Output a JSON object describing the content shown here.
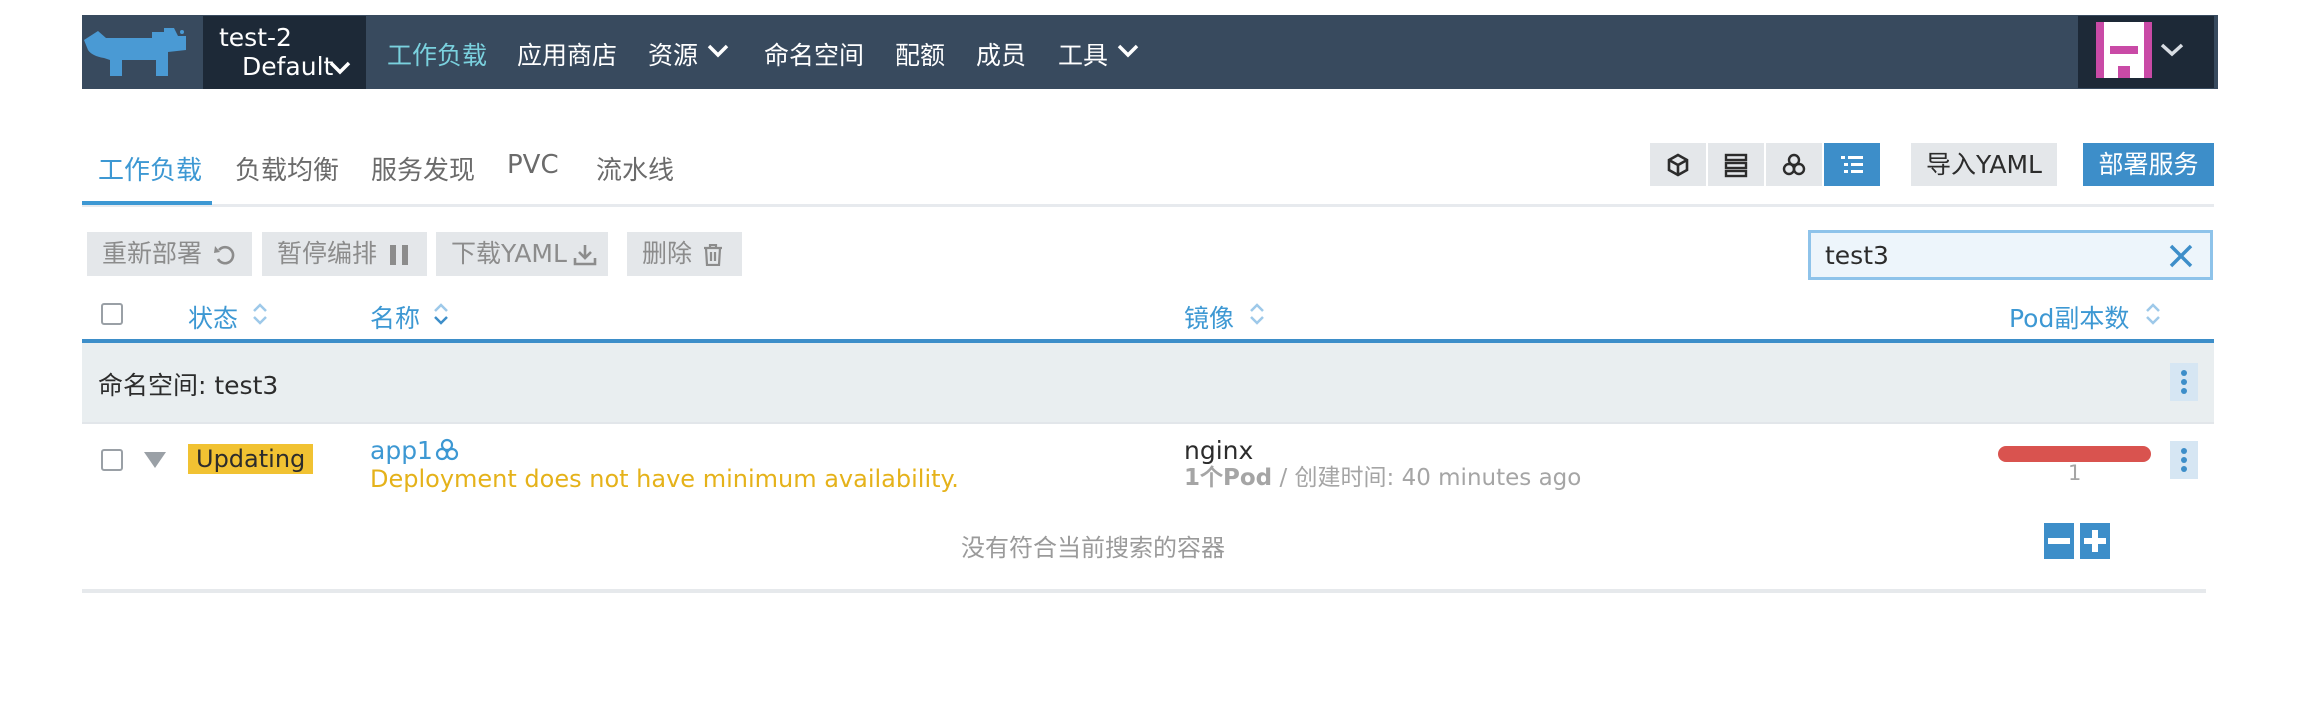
{
  "header": {
    "cluster": "test-2",
    "project": "Default",
    "nav": [
      {
        "label": "工作负载",
        "active": true
      },
      {
        "label": "应用商店"
      },
      {
        "label": "资源",
        "dropdown": true
      },
      {
        "label": "命名空间"
      },
      {
        "label": "配额"
      },
      {
        "label": "成员"
      },
      {
        "label": "工具",
        "dropdown": true
      }
    ]
  },
  "tabs": [
    "工作负载",
    "负载均衡",
    "服务发现",
    "PVC",
    "流水线"
  ],
  "toolbar": {
    "view_icons": [
      "cube-icon",
      "server-icon",
      "cluster-icon",
      "list-icon"
    ],
    "import_label": "导入YAML",
    "deploy_label": "部署服务"
  },
  "bulk_actions": {
    "redeploy": "重新部署",
    "pause": "暂停编排",
    "download": "下载YAML",
    "delete": "删除"
  },
  "search": {
    "value": "test3"
  },
  "table": {
    "columns": {
      "state": "状态",
      "name": "名称",
      "image": "镜像",
      "pods": "Pod副本数"
    },
    "namespace_group": "命名空间: test3",
    "rows": [
      {
        "state": "Updating",
        "name": "app1",
        "message": "Deployment does not have minimum availability.",
        "image": "nginx",
        "pod_count": "1个Pod",
        "separator": "/",
        "created": "创建时间: 40 minutes ago",
        "scale": "1"
      }
    ],
    "empty_message": "没有符合当前搜索的容器"
  },
  "colors": {
    "topbar": "#384a5e",
    "accent": "#3d8ec9",
    "active_nav": "#7ad1de",
    "updating_badge": "#f1c232",
    "warning_text": "#e5b21a",
    "scale_bar": "#d9534f"
  }
}
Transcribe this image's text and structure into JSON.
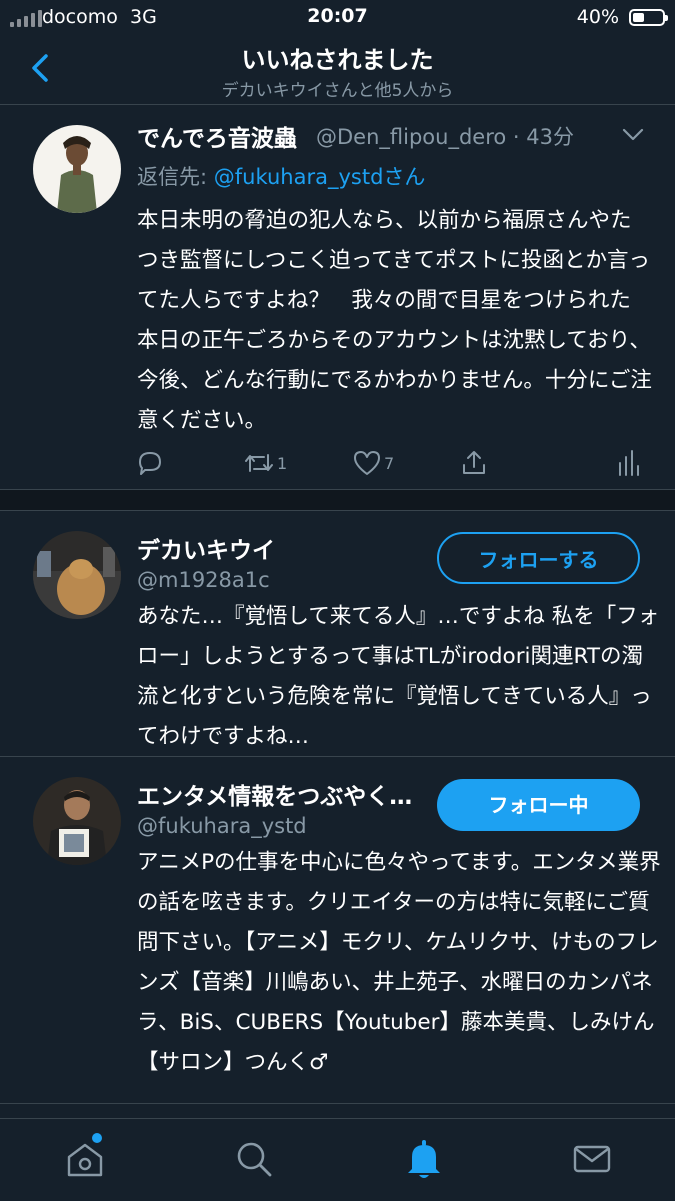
{
  "status_bar": {
    "carrier": "docomo",
    "network": "3G",
    "time": "20:07",
    "battery": "40%",
    "battery_level": 0.4
  },
  "header": {
    "title": "いいねされました",
    "subtitle": "デカいキウイさんと他5人から"
  },
  "tweet": {
    "name": "でんでろ音波蟲",
    "handle_time": "@Den_flipou_dero · 43分",
    "reply_prefix": "返信先: ",
    "reply_mention": "@fukuhara_ystdさん",
    "text": "本日未明の脅迫の犯人なら、以前から福原さんやたつき監督にしつこく迫ってきてポストに投函とか言ってた人らですよね？　我々の間で目星をつけられた本日の正午ごろからそのアカウントは沈黙しており、今後、どんな行動にでるかわかりません。十分にご注意ください。",
    "retweet_count": "1",
    "like_count": "7"
  },
  "users": [
    {
      "name": "デカいキウイ",
      "handle": "@m1928a1c",
      "button": "フォローする",
      "bio": "あなた…『覚悟して来てる人』…ですよね 私を「フォロー」しようとするって事はTLがirodori関連RTの濁流と化すという危険を常に『覚悟してきている人』ってわけですよね…"
    },
    {
      "name": "エンタメ情報をつぶやく…",
      "handle": "@fukuhara_ystd",
      "button": "フォロー中",
      "bio": "アニメPの仕事を中心に色々やってます。エンタメ業界の話を呟きます。クリエイターの方は特に気軽にご質問下さい。【アニメ】モクリ、ケムリクサ、けものフレンズ【音楽】川嶋あい、井上苑子、水曜日のカンパネラ、BiS、CUBERS【Youtuber】藤本美貴、しみけん【サロン】つんく♂"
    }
  ],
  "colors": {
    "background": "#15202b",
    "accent": "#1da1f2",
    "secondary_text": "#8899a6",
    "divider": "#38444d"
  },
  "icons": [
    "back-chevron-icon",
    "reply-icon",
    "retweet-icon",
    "like-icon",
    "share-icon",
    "analytics-icon",
    "home-icon",
    "search-icon",
    "notifications-icon",
    "messages-icon"
  ]
}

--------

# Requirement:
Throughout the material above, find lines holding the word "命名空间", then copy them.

# Task result:
        "label": "命名空间"
    "namespace_group": "命名空间: test3",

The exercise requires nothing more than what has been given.